You can perceive the benefits when you see
theme.images.fast.load in action, In a very simple page the number of requests decrease from 59 to 33 and the load time from 885ms to 811ms, in a big page with a lot of contents and hundreds of images it will cause a huge difference.
( without using
2. Cache Filter: Caching Strip Filter and Compress filter
Liferay Portal take advantage of server filters to manipulate headers, strip spaces from the content and even for gzip the content. These filters are doing a good job actually, however, these filters can run us into a problem. Filters are applied on each file on each request, it's very expensive for the server for both processing and memory.
In the old scenario, basically, the first filter applied was the Header Filter that is the most important because it saves the cache on the client-side, after the Strip Filter and the Compress Filter were being applied.
( Old scenario - Represents the priority/order without CacheFilter )
Now, in the new scenario, the CacheFilter instead of compressing / stripping per request on static data that has not changed, we know cache the bytes and content encoding and fetch it if the original data has not changed.
( New scenario - Represents the priority with CacheFilter )
This brings significant performance improvements to the server. This filter is cached on the server, it means - all users will take advantage of this technics, for instance, saving 50ms per request, and if the server has an avarage of 10000 request/hour this server will save 500000ms/hour (8.3 minutes/hour) of processing.
The graphic below resumes local tests I did today. Basically, the graphic compares how many milliseconds are spent when the filter are being used and when it's not, for different file sizes requests.
The results are promising, we need the community's help to test and see this improvements in action on live websites on a real enviroment.
3. Put Scripts at the Bottom
The problem caused by scripts is that they block parallel downloads. The HTTP/1.1 specification suggests that browsers download no more than two components in parallel per hostname. If you serve your images from multiple hostnames, you can get more than two downloads to occur in parallel. While a script is downloading, however, the browser won't start any other downloads, even on different hostnames.
It's important to remember that Stylesheets should be on top (vide, YAHOO).
4. For static components using "Never expire" header
There are two things in this rule:
- For static components: implement "Never expire" policy by setting far future
- For dynamic components: use an appropriate
Cache-Control header to help the browser with conditional requests
A first-time visitor to your page may have to make several HTTP requests, but by using the Expires header you make those components cacheable. This avoids unnecessary HTTP requests on subsequent page views. Expires headers are most often used with images, but they should be used on all components including scripts, stylesheets, and Flash components.
Browsers use a cache to reduce the number and size of HTTP requests, making web pages load faster. A web server uses the Expires header in the HTTP response to tell the client how long a component can be cached. Keep in mind, if you use a far future Expires header you have to change the component's filename whenever the component changes. Or concatenate timestamps to the url.
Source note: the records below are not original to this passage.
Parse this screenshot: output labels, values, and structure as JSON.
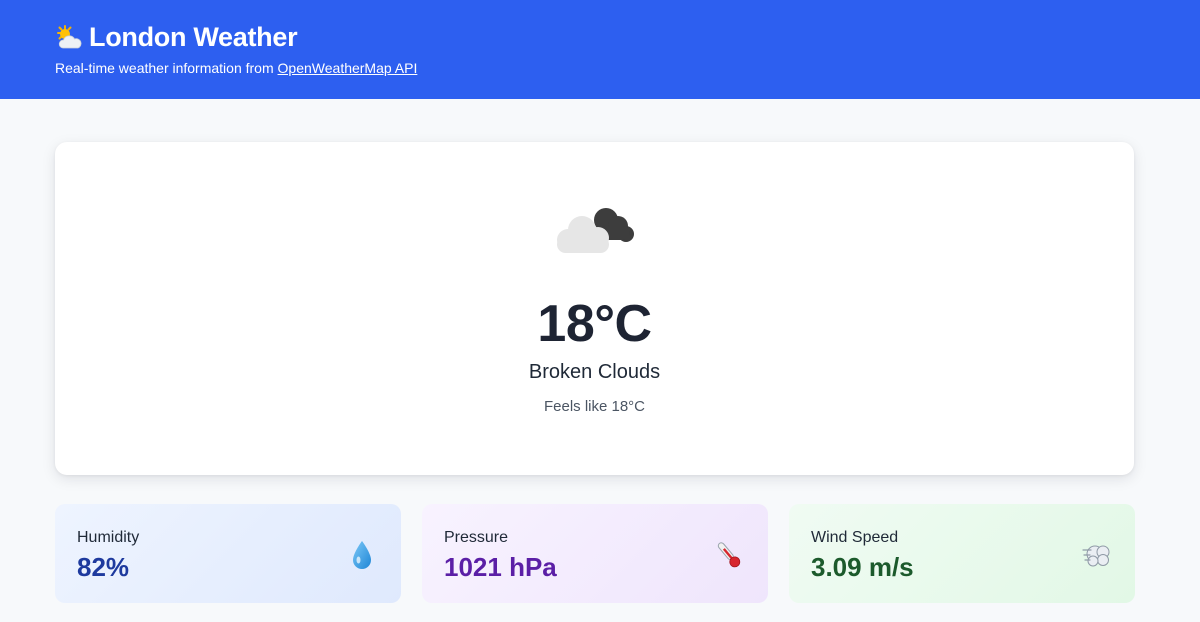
{
  "header": {
    "title": "London Weather",
    "subtitle_prefix": "Real-time weather information from ",
    "subtitle_link": "OpenWeatherMap API",
    "title_icon": "sun-behind-cloud-icon",
    "background": "#2d5ff0"
  },
  "current": {
    "icon": "broken-clouds-icon",
    "temperature": "18°C",
    "description": "Broken Clouds",
    "feels_like": "Feels like 18°C"
  },
  "stats": [
    {
      "label": "Humidity",
      "value": "82%",
      "icon": "droplet-icon",
      "value_color": "#1e3a9e"
    },
    {
      "label": "Pressure",
      "value": "1021 hPa",
      "icon": "thermometer-icon",
      "value_color": "#5b1fa6"
    },
    {
      "label": "Wind Speed",
      "value": "3.09 m/s",
      "icon": "wind-icon",
      "value_color": "#1c5a2c"
    }
  ]
}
Using a far future Expires header affects page views only after a user has already visited your site. It has no effect on the number of HTTP requests when a user visits your site for the first time and the browser's cache is empty. Therefore the impact of this performance improvement depends on how often users hit your pages with a primed cache. (A "primed cache" already contains all of the components in the page.) The number of page views with a primed cache is 75-85%. By using a far future Expires header, you increase the number of components that are cached by the browser and re-used on subsequent page views without sending a single byte over the user's Internet connection.
These are the most important stuffs we worked on these first days of 2009.
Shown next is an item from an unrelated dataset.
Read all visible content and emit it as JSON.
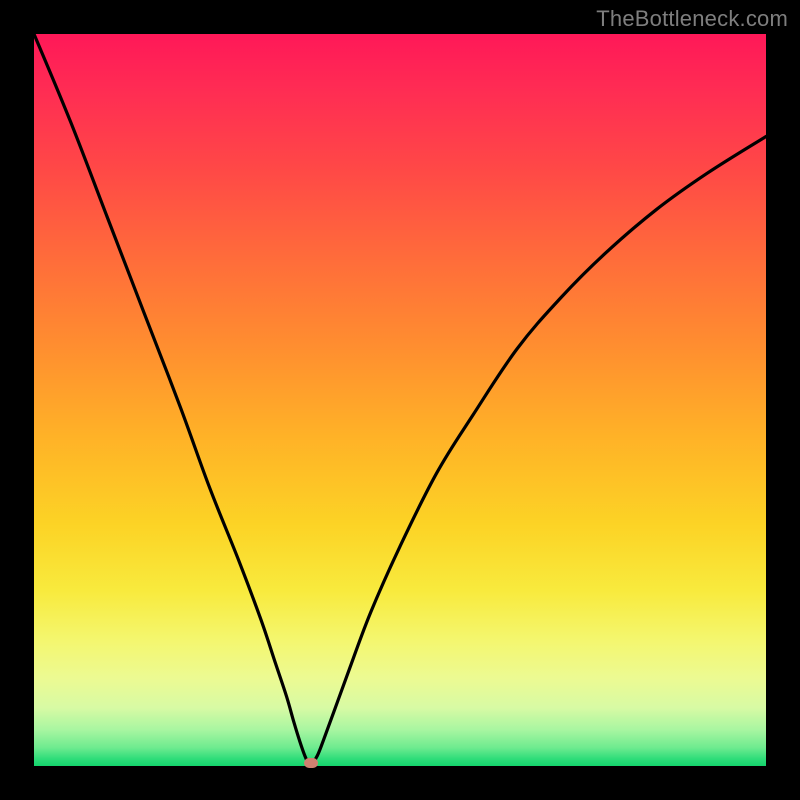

I'm sure these are important steps for improving the UI performance and they sounds like prosperation for our product.